Esimpl is obviously Turing complete, because many Turing-complete languages can be compiled into it more or less directly. The most obvious is StackFlow, which can be defined as the special case of Esimpl in which pushback instructions are never used, and in which there is only one table linked to each semideque, plus a couple of restrictions to statically ensure that there's no undefined behaviour. The Waterfall Model also compiles into Esimpl directly, because it can be compiled directly into StackFlow. Turing machines can be compiled into Esimpl simply by splitting their tape into two stacks (causing every Turing machine state/symbol combination to be directly expressible as an Esimpl stanza, and every state to be directly expressible as an Esimpl table). Bignum brainfuck without negative-valued cells also has a fairly simple compilation into Esimpl, via representing the tape as two stacks, expressing the stack elements in unary with separators between them; if you do that, every brainfuck instruction except < and > then directly compiles into an Esimpl stanza (with < and > compiling into simple loops). Brainpocalypse can be compiled into Esimpl using a similar construction.

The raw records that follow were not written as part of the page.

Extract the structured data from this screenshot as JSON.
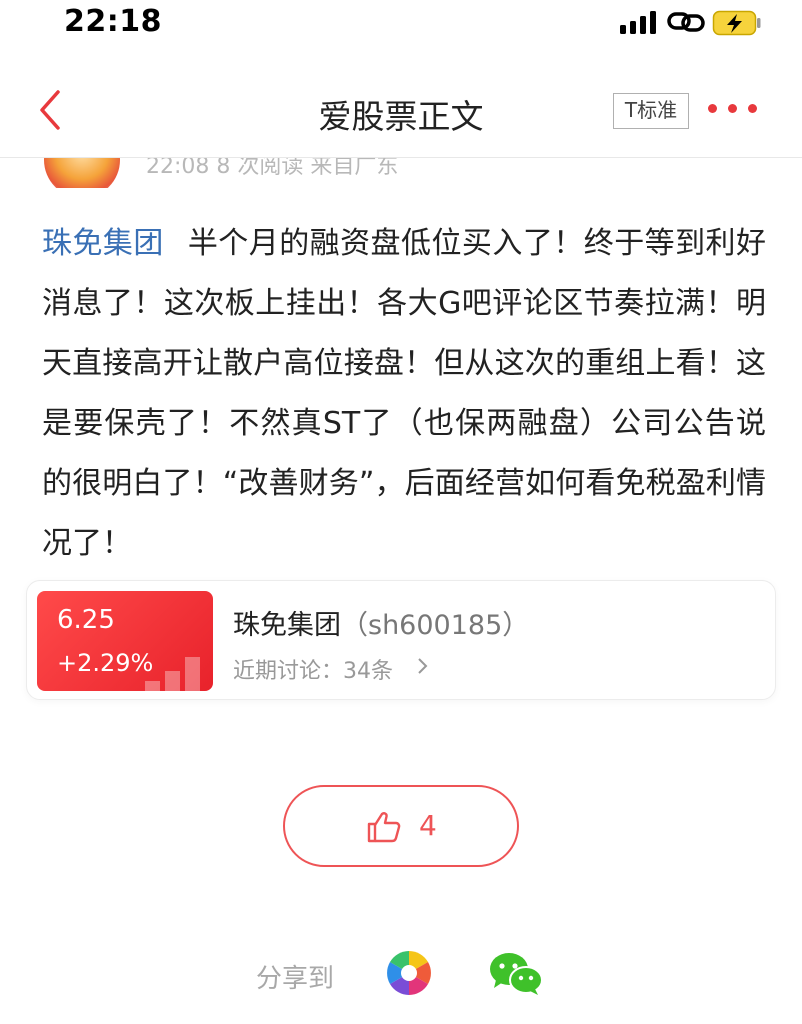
{
  "status_bar": {
    "time": "22:18"
  },
  "nav": {
    "title": "爱股票正文",
    "font_button_label": "T标准"
  },
  "author": {
    "meta": "22:08 8 次阅读 来自广东"
  },
  "post": {
    "stock_tag": "珠免集团",
    "text": "半个月的融资盘低位买入了！终于等到利好消息了！这次板上挂出！各大G吧评论区节奏拉满！明天直接高开让散户高位接盘！但从这次的重组上看！这是要保壳了！不然真ST了（也保两融盘）公司公告说的很明白了！“改善财务”，后面经营如何看免税盈利情况了！"
  },
  "stock_card": {
    "price": "6.25",
    "change": "+2.29%",
    "name": "珠免集团",
    "code": "（sh600185）",
    "discussion": "近期讨论：34条"
  },
  "like": {
    "count": "4"
  },
  "share": {
    "label": "分享到"
  },
  "colors": {
    "accent_red": "#e8393d",
    "link_blue": "#3a70b5",
    "wechat_green": "#3fc12a"
  },
  "icons": [
    "back-arrow-icon",
    "more-dots-icon",
    "thumbs-up-icon",
    "share-stock-app-icon",
    "wechat-icon"
  ]
}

When compiling a Turing machine into Esimpl, the above construction incurs only a linear slowdown, meaning that Esimpl can be efficient in addition to being general. The pushback instruction is not used in this construction, so it can be removed from the language (making it fully stack-based) whilst still maintaining the same speed. (In fact, any Esimpl program can be modified to remove pushbacks via replacing one semideque with two stacks, which is a very similar construction to the implementation of a queue in terms of two stacks; in the general case, this makes the program a lot longer, but nonetheless incurs only a linear slowdown.) It is also possible to use binary rather than unary encodings of numbers, in order to gain similar efficiency when compiling number-based languages.

Esimpl is still Turing-complete if the push instruction is removed (except in stanza 0), making it a fully queue-based language; this variant of the language can, e.g., implement a tag system directly. When doing this, some efficiency is lost – after storing data on a semideque, it then takes time proportional to the size of that semideque to retrieve it again, which means that some programs that can be implemented in linear time on a Turing machine will have quadratic performance in queue-based Esimpl. (One example is a program that inputs an arbitrary string, and outputs that string in reverse.) However, all purely queue-based languages for which queue elements are drawn from a finite set share this restriction, and it is much easier to run Esimpl at the "queue-based speed limit" than it is for most queue-based esolangs (e.g. simple Turing-completeness constructions for tag systems run in exponential time, because control flow for tag systems is based on a sum of all elements in the queue rather than on elements in specific positions, and this makes it hard to store data other than with counter-like representations). This is the main reason why Esimpl has the otherwise redundant pushback instructions – it allows it to serve as an efficient intermediate representation when compiling into queue-based languages.

Esimpl is also still Turing-complete, with only a linear slowdown, using only 0 and 1 as elements of the semideques. The basic idea is to replace each stanza with two: the second stanza of the pair corresponds to the stanza in the original program, whereas the first stanza of the pair consists of a single pop-goto instruction (specifying the first stanza of the next pair, and the same semideque that was popped to reach it). The data in the stanzas, and in push and pushback instructions, is now encoded in Esimpl's normal modified unary (n 0s followed by a 1), and the resulting program will behave identically to the original.

It is also possible to write an Esimpl program to use only a single semideque (unfortunately, with a loss of performance). The general idea is to store all the semideques in a single queue, using an otherwise unused value as a separator, and split stanzas up into sections that read/write data separated by loops that rotate the queue to move the semideque you want to operate on to the start or end as appropriate.

See also

External resources